By KHANYILE MLOTSHWA
Addressing stakeholders during an industrial tour organised by the Grain Millers’ Association of Zimbabwe in Bulawayo yesterday, Mnangagwa dismissed claims that the programme would fail as “absolute nonsense”.
“This command agriculture is not the same as the command agriculture that the Press speaks about,” he said.
“They (Press) say it failed elsewhere and it will fail here. That is absolute nonsense. Our command agriculture is built on free and voluntary will to join the programme. We don’t go around commandeering people to join the programme. They do so on their own.
“People voluntarily come to this programme, but it remains command agriculture because we (government) support them on condition that there is cost recovery. When we all came together — bankers, fertiliser producers and other stakeholders — we realised that Zimbabwe is a resourceful country. We had no single cent for the programme. But we managed to raise the money from among the stakeholders. We are financing this programme domestically. No single cent is coming from outside the country.”
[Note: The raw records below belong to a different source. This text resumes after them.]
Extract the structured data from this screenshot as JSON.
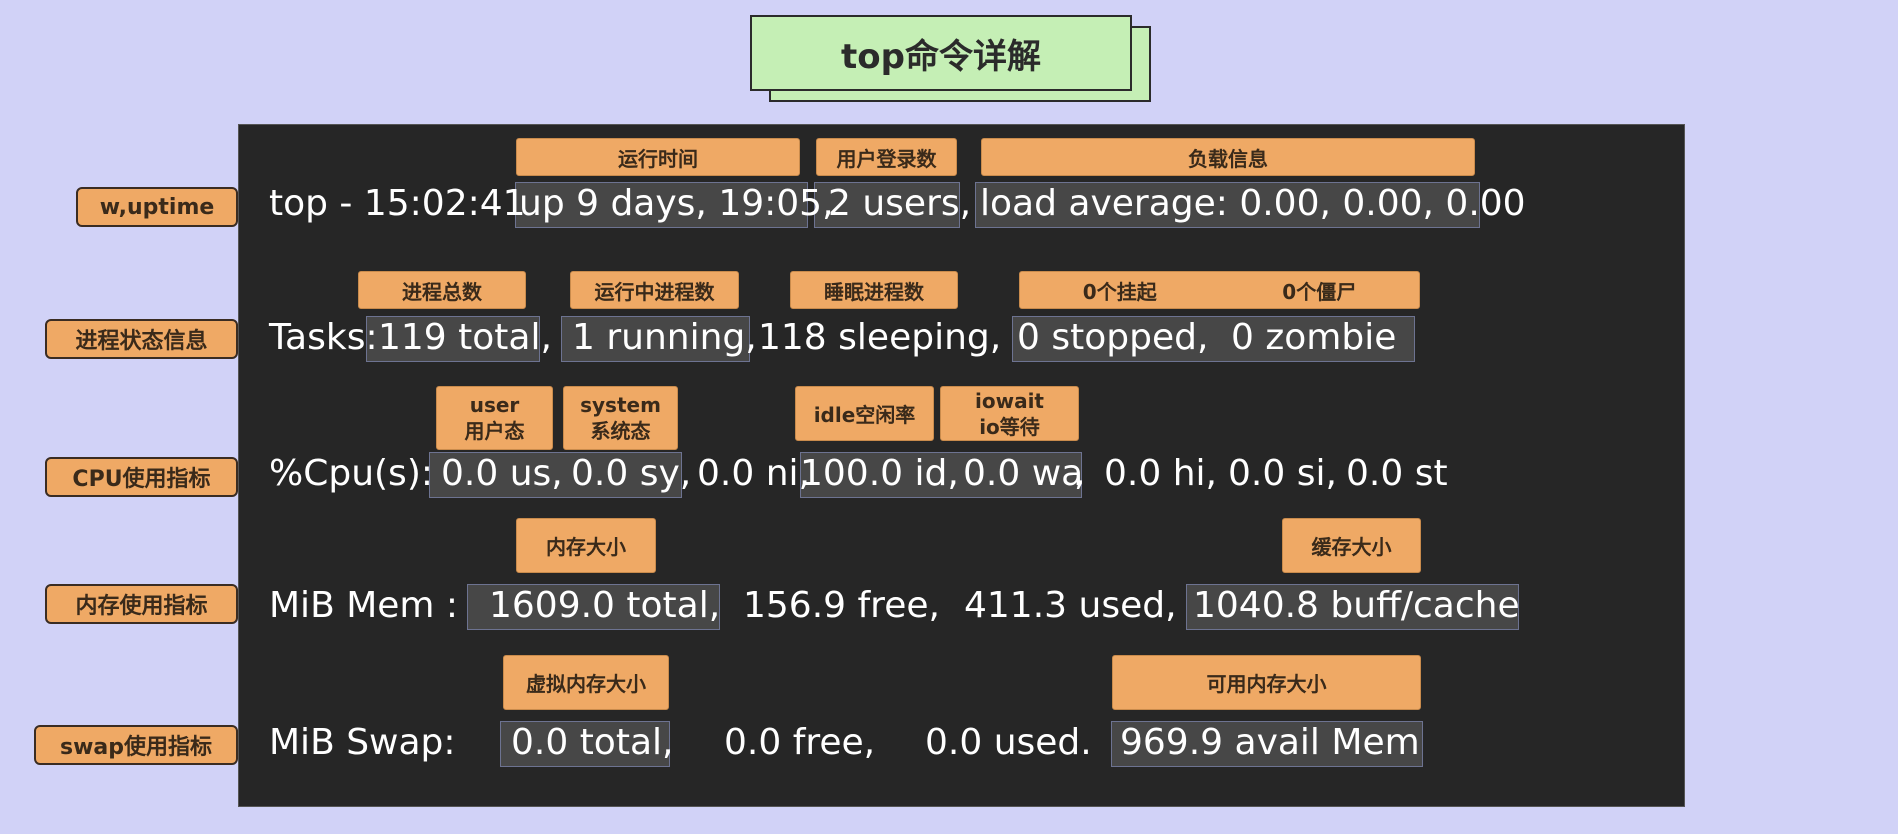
{
  "title": "top命令详解",
  "sections": {
    "uptime": "w,uptime",
    "tasks": "进程状态信息",
    "cpu": "CPU使用指标",
    "mem": "内存使用指标",
    "swap": "swap使用指标"
  },
  "tags": {
    "run_time": "运行时间",
    "users_login": "用户登录数",
    "load_info": "负载信息",
    "total_procs": "进程总数",
    "running_procs": "运行中进程数",
    "sleeping_procs": "睡眠进程数",
    "stopped": "0个挂起",
    "zombie": "0个僵尸",
    "user_l1": "user",
    "user_l2": "用户态",
    "system_l1": "system",
    "system_l2": "系统态",
    "idle": "idle空闲率",
    "iowait_l1": "iowait",
    "iowait_l2": "io等待",
    "mem_size": "内存大小",
    "cache_size": "缓存大小",
    "swap_size": "虚拟内存大小",
    "avail_size": "可用内存大小"
  },
  "lines": {
    "l1": [
      "top - 15:02:41",
      "up 9 days, 19:05,",
      "2 users,",
      "load average: 0.00, 0.00, 0.00"
    ],
    "l2": [
      "Tasks:",
      "119 total,",
      "1 running,",
      "118 sleeping,",
      "0 stopped,",
      "0 zombie"
    ],
    "l3": [
      "%Cpu(s):",
      "0.0 us,",
      "0.0 sy,",
      "0.0 ni,",
      "100.0 id,",
      "0.0 wa",
      ",",
      "0.0 hi,",
      "0.0 si,",
      "0.0 st"
    ],
    "l4": [
      "MiB Mem :",
      "1609.0 total,",
      "156.9 free,",
      "411.3 used,",
      "1040.8 buff/cache"
    ],
    "l5": [
      "MiB Swap:",
      "0.0 total,",
      "0.0 free,",
      "0.0 used.",
      "969.9 avail Mem"
    ]
  },
  "colors": {
    "background": "#d1d2f7",
    "title_box": "#c5efb5",
    "panel": "#262626",
    "tag": "#efa965",
    "highlight": "#474747"
  }
}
Mnangagwa commended local youths for engaging in various business activities as part of efforts to stimulate economic growth.
“This is what we expect from the younger generation. We, as the government, will continue to create the environment for you to prosper. There is need for you to source technology to ensure that your factories are safe.”
Mnangagwa said his tour of the grain milling factories was in line with the government’s efforts to resuscitate industry in Bulawayo, once regarded as the country’s industrial hub.
“We are also looking at resuscitating the railway company. Our negotiations are at an advanced stage. We are also looking at the Cold Storage Commission. We are currently looking at the funding of the resuscitation programme. We are also looking at livestock in this area. This is all the first stage of resuscitating the economy in this part of the country.”
Mnangagwa said the current economic challenges being experienced in the country would not vanish overnight, but pledged government’s commitment to solving the crisis.
“We are government and, therefore, politicians. We want you (business) to prosper so that people will say we are a good government. If you do well, there will be no demonstrations and protests. We want you to excel in your area so that we will also excel in our area.”